During more than a decade in Washington, DC, Dallas served as a press secretary on Capitol Hill prior to joining President Bush’s communications team initially leading outreach efforts for the President’s signature domestic policy initiative No Child Left Behind. Dallas would later deploy to Baghdad, Iraq on behalf of the White House to serve as a spokesperson for the Coalition. Upon returning from Baghdad, Dallas joined the communication team of Defense Secretary Donald H. Rumsfeld where he served as the Pentagon’s Director of Public Liaison for both Rumsfeld and his successor Secretary Gates. He serves today as the go to expert for media and emerging technology companies on the future of consumer media and advertising engagement in the new age of connected television viewing.

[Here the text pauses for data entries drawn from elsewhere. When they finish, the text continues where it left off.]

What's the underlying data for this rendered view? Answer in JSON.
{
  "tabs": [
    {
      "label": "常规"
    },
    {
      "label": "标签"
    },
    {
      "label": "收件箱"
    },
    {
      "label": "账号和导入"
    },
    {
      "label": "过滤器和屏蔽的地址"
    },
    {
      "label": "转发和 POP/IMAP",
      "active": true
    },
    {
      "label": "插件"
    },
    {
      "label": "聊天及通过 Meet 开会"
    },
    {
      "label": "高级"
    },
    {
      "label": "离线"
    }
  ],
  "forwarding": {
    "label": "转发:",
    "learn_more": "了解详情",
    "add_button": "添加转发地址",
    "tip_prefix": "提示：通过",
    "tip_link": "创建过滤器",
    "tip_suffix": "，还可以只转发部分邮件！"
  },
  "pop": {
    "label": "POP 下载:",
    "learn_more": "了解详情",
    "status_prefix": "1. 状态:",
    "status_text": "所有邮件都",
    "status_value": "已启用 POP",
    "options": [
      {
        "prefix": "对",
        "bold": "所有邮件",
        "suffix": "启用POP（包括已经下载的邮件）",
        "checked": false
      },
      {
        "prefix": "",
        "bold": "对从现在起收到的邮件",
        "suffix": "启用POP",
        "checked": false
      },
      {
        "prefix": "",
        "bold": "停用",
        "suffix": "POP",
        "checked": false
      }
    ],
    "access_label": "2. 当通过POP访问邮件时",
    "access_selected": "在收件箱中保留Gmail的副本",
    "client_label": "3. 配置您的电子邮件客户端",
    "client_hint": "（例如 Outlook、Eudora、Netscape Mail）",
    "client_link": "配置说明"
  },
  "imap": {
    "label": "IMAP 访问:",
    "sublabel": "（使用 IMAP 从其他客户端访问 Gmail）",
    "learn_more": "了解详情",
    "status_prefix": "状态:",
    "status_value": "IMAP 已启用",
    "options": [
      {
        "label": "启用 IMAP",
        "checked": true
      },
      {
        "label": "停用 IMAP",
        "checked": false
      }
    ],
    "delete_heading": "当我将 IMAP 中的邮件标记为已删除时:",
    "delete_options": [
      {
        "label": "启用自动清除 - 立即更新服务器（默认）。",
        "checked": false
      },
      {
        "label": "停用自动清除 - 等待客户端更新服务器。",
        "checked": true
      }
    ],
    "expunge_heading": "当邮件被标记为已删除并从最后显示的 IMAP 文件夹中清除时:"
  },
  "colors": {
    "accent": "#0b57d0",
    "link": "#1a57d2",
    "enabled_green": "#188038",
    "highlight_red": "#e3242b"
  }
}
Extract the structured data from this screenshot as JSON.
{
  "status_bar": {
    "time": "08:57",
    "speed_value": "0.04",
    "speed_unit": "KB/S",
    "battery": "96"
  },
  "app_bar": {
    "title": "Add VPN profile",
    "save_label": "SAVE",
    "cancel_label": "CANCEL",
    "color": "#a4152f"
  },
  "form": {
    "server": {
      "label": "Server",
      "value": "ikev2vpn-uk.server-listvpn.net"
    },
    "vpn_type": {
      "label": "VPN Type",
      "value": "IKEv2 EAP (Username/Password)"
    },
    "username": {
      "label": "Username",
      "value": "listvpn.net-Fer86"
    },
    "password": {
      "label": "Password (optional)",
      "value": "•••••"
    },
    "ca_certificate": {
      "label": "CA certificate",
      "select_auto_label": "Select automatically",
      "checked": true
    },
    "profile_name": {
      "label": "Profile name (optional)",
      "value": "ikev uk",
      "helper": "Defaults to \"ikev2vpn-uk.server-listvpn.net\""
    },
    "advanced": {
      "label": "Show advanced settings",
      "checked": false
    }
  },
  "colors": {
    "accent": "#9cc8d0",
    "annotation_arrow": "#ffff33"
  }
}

Dallas’ work has been recognized with the top honors for online campaign of the year; digital public affairs program of the year, corporate media campaign of the year and crisis communications program of the year. He has been named both the “Crisis Manager of the Year” by PR News and the “Social Media Professional of the Year”. PR Week named him one of the 40 most influential leaders in PR and PR News named him the 2022 Corporate Communications Professional of the Year. 

Dallas was previously a commissioned officer in the United States Navy and earned a BA in Political Science from the University of California at Berkeley and a MA in Government from The Johns Hopkins University.

Cross Screen Media is a leading CTV activation managed service for marketers and agencies, built on a proprietary technology platform that enables advertisers to plan and measure advertising across Connected TV and audience-driven Linear TV at the local level. We seamlessly fit into existing workflows to help agencies scale, differentiate and deliver high-impact campaigns for their clients. For more information, visit

Michael Beach

Michael Beach is the Chief Executive Officer of Cross Screen Media, a media analytics and software company that enables marketers to plan, activate, and measure CTV and linear TV at the local level. Michael is also the founder and editor of State of the Screens, a weekly newsletter focused on video advertising that is a must-read for thought leaders in the advertising industry. He has appeared in such publications as PBS Frontline, The Wall Street Journal, The New York Times, Axios, CNBC and Bloomberg, and on NPR’s Planet Money podcast.